I’m not worth a grain of sand

Or a drop of time

I’m not worth the tears that trickle down your cheeks

As you get caught up in my rhyme

My hands are greedy and my eyes are wide

With all that I want and feel and see

But at the end of the day it’s all meaningless

Because I’m hopelessly free

The little pain in my heart reminds me

That I’m not worth my mirror’s gaze

The symphony in my head

Is better than its theater’s craze

I’m not worth the ground beneath my shoes

Because I’m mean, shrewd, and loud

I’m not worth the masks upon my wall

Because I always come out too proud

One day, I’ll live a million miles away

So I can cause no one further grief

Whether it be over my physique or mouth

Or unorthodox belief

I’ll live underground and get a gondola

Living off the rats and stew

But I could never, ever imagine

Living without you


People are inherently selfish creatures, as the Machiavellian principle goes. I once read about a man who suffered from both critically low self-esteem and a God complex, which I sometimes reference because it’s darkly humorous. After all, don’t most people feel worthless? Yet we still want, and we still hope and we still dream.
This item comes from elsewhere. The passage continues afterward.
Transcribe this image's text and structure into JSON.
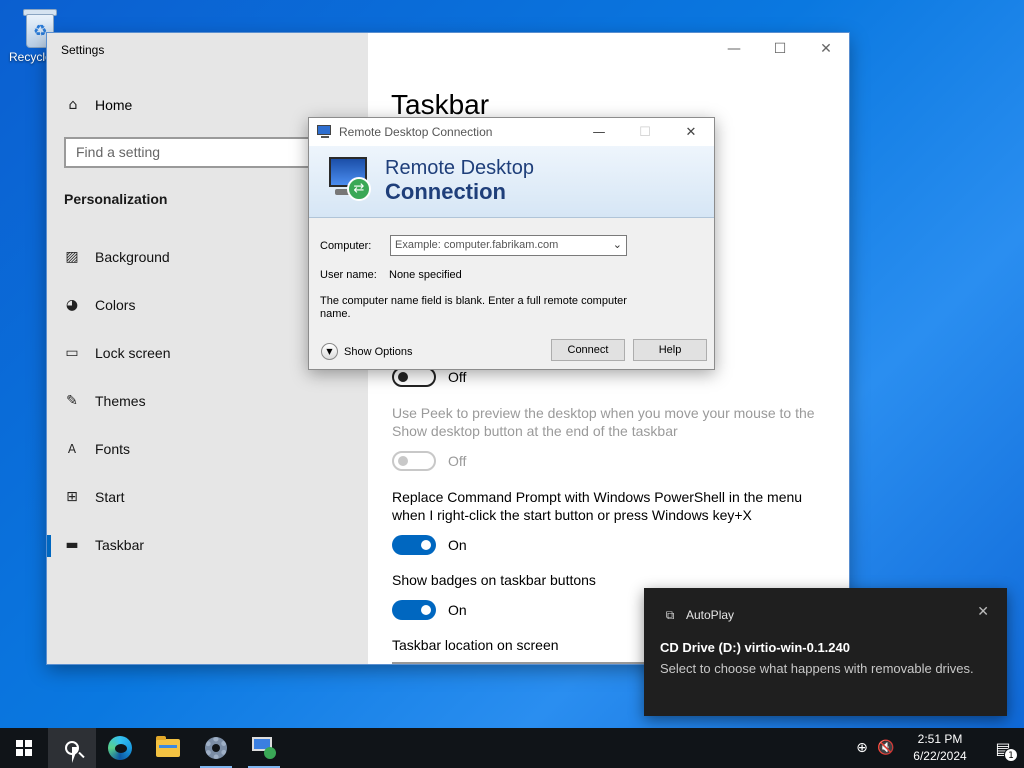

That makes humankind either incredibly optimistic or hopelessly blind.